Power stations in the UK have generated a record 650 hours of energy without burning coal in the first three months of 2019.
The result, which shows UK coal-free power reached higher numbers between January and March 2019 than in the entirety of 2017, was published last week in the Department for Business, Energy and Industrial Strategy’s (BEIS) report into energy generation trends. While the UK achieved its first full 24 hours without coal power since the Industrial Revolution in April 2017, followed by 55 hours in April 2018, this year’s record is particularly notable for having taken place primarily during winter, when demand for power is higher.
The report further notes that the UK is set to break more of its own coal reduction records in 2019, with early figures suggesting coal burning in electricity generation has dropped by two thirds since the same period in 2018. Representatives for the National Grid have claimed the UK could be on track to operate a zero carbon energy grid by 2025 if progress continues in the development of UK coal-free power solutions and associated smart technologies.

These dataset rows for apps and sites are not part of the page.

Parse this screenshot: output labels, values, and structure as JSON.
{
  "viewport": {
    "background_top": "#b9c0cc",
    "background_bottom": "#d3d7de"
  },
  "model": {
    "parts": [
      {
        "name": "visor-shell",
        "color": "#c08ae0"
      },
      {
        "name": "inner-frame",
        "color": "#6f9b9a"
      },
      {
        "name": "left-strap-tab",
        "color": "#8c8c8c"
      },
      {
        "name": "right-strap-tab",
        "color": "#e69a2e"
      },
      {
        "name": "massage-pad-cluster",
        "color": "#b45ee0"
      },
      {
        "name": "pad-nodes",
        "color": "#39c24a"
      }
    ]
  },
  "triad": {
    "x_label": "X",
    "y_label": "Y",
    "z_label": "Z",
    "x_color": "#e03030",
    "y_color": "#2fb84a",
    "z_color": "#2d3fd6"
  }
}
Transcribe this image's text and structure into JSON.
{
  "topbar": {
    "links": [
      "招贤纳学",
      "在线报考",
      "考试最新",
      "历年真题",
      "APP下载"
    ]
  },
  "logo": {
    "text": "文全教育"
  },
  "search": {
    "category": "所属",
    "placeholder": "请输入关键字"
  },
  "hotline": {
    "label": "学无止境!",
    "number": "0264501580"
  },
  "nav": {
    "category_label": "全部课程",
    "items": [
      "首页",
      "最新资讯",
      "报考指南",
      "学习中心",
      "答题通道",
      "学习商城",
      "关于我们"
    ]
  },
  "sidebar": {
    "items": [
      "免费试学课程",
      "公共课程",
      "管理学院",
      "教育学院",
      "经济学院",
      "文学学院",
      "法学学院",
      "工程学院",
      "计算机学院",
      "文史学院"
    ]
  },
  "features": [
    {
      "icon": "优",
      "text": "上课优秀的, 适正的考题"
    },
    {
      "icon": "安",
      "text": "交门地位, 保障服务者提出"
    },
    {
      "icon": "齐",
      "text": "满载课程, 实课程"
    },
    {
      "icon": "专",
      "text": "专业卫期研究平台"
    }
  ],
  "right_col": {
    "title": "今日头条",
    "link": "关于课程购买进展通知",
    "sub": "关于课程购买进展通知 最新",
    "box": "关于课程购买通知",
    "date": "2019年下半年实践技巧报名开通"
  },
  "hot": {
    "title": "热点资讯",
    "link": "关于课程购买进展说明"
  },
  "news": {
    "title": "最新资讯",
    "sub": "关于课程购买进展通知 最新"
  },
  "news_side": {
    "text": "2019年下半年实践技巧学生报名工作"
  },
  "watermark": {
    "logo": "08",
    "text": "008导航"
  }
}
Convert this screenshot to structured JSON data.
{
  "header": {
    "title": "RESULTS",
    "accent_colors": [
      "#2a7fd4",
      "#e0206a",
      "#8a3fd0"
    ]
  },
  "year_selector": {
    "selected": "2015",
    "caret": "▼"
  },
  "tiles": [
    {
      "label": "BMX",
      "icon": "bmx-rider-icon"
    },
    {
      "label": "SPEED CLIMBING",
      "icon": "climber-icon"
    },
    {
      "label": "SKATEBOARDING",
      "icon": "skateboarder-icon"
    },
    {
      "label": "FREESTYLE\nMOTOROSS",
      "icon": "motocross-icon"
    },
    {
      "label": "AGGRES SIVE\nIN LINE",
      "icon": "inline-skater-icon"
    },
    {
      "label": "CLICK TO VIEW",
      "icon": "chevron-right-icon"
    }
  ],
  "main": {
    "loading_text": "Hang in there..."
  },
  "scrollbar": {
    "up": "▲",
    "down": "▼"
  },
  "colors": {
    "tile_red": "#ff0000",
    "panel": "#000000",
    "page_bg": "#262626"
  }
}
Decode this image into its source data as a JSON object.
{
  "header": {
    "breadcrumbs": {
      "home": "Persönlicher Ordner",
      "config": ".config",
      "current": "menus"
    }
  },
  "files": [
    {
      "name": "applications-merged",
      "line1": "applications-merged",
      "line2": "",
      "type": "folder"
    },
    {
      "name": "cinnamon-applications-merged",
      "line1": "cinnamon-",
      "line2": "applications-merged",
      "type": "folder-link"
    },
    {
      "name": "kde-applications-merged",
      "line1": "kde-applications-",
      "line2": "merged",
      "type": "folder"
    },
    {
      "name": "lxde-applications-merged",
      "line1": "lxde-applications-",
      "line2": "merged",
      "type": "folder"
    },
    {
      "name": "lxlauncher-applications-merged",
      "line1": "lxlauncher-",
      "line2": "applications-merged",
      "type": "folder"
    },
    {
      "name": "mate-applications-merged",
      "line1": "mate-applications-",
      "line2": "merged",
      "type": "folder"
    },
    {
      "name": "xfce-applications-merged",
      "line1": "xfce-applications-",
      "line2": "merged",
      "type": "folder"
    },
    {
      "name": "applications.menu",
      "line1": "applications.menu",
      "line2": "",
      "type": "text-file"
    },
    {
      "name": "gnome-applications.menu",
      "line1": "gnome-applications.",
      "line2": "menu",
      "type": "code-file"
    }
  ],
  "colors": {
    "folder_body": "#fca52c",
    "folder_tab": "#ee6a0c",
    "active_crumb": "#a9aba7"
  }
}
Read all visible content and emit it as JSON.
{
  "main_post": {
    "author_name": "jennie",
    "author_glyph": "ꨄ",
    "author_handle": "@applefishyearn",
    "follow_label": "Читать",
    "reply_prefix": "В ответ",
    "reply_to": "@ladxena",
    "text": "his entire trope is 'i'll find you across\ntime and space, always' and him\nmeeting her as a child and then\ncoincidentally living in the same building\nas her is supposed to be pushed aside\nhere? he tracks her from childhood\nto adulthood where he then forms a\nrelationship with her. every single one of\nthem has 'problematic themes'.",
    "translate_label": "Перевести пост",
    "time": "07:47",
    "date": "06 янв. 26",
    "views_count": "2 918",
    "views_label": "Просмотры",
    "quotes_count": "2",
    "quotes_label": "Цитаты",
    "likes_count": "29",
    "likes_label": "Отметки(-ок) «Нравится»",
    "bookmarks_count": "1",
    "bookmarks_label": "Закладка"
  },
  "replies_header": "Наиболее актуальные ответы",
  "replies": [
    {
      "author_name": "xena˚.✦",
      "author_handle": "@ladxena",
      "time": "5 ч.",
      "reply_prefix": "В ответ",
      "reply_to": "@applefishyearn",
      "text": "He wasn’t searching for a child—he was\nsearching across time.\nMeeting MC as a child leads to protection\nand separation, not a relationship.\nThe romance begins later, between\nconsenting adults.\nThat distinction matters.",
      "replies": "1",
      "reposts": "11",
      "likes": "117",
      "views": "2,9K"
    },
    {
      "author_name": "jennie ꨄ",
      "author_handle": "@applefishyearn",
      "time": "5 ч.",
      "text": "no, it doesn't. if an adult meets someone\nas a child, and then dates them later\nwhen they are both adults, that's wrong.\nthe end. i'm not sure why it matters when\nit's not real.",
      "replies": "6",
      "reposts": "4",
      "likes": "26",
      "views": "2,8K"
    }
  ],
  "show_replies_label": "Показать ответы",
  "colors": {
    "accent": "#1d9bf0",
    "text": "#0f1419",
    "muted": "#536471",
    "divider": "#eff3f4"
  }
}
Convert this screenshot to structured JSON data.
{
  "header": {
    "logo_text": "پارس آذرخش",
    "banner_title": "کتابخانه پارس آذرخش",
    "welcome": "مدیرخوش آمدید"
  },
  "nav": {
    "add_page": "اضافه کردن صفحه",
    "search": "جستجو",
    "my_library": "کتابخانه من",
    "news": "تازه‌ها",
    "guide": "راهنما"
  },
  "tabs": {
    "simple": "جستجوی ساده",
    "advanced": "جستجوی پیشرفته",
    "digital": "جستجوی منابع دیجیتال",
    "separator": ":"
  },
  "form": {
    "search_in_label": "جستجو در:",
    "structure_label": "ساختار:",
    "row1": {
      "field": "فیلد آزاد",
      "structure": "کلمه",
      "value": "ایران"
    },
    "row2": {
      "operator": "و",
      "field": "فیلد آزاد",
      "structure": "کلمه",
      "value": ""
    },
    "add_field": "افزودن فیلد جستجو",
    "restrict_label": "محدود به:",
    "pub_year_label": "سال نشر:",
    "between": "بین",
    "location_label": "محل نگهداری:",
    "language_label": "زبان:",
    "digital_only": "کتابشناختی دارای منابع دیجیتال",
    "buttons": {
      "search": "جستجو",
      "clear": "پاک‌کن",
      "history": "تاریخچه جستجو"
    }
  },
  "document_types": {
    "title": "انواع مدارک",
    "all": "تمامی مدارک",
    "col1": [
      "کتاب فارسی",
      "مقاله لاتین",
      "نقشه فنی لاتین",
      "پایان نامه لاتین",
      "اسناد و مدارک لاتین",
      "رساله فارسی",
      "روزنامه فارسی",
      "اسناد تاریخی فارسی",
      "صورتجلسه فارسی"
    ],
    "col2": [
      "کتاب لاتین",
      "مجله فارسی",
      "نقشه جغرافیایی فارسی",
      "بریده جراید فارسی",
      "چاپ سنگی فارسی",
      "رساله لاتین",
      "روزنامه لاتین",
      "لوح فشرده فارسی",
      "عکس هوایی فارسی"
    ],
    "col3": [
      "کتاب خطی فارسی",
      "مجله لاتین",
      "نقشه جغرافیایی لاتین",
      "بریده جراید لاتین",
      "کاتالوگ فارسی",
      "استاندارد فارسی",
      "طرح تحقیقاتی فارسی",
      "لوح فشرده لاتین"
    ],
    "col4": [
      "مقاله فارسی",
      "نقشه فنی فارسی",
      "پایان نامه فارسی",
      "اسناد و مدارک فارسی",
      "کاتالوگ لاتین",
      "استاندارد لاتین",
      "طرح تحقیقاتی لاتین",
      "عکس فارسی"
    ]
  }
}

Energy and Clean Growth minister Claire Perry said: “Coal is the most polluting fossil fuel, which is why we’ve committed to phasing it out entirely from our energy mix by 2025 as we help lead the world in the transition to cleaner technologies. This year we’ve already gone almost one month without coal to meet Britain’s electricity needs – more than the whole of 2017 – as we continue to seize the economic opportunities of moving to a greener, cleaner economy.”
While UK coal-free power has progressed substantially, the country remains likely to miss its next two carbon reduction targets, set in line with the Paris Agreement. The Conservative government has fallen under criticism for its renewable energy policies, perceived by many to be insufficient; and for its approval of plans to build a new coal mine in Cumbria.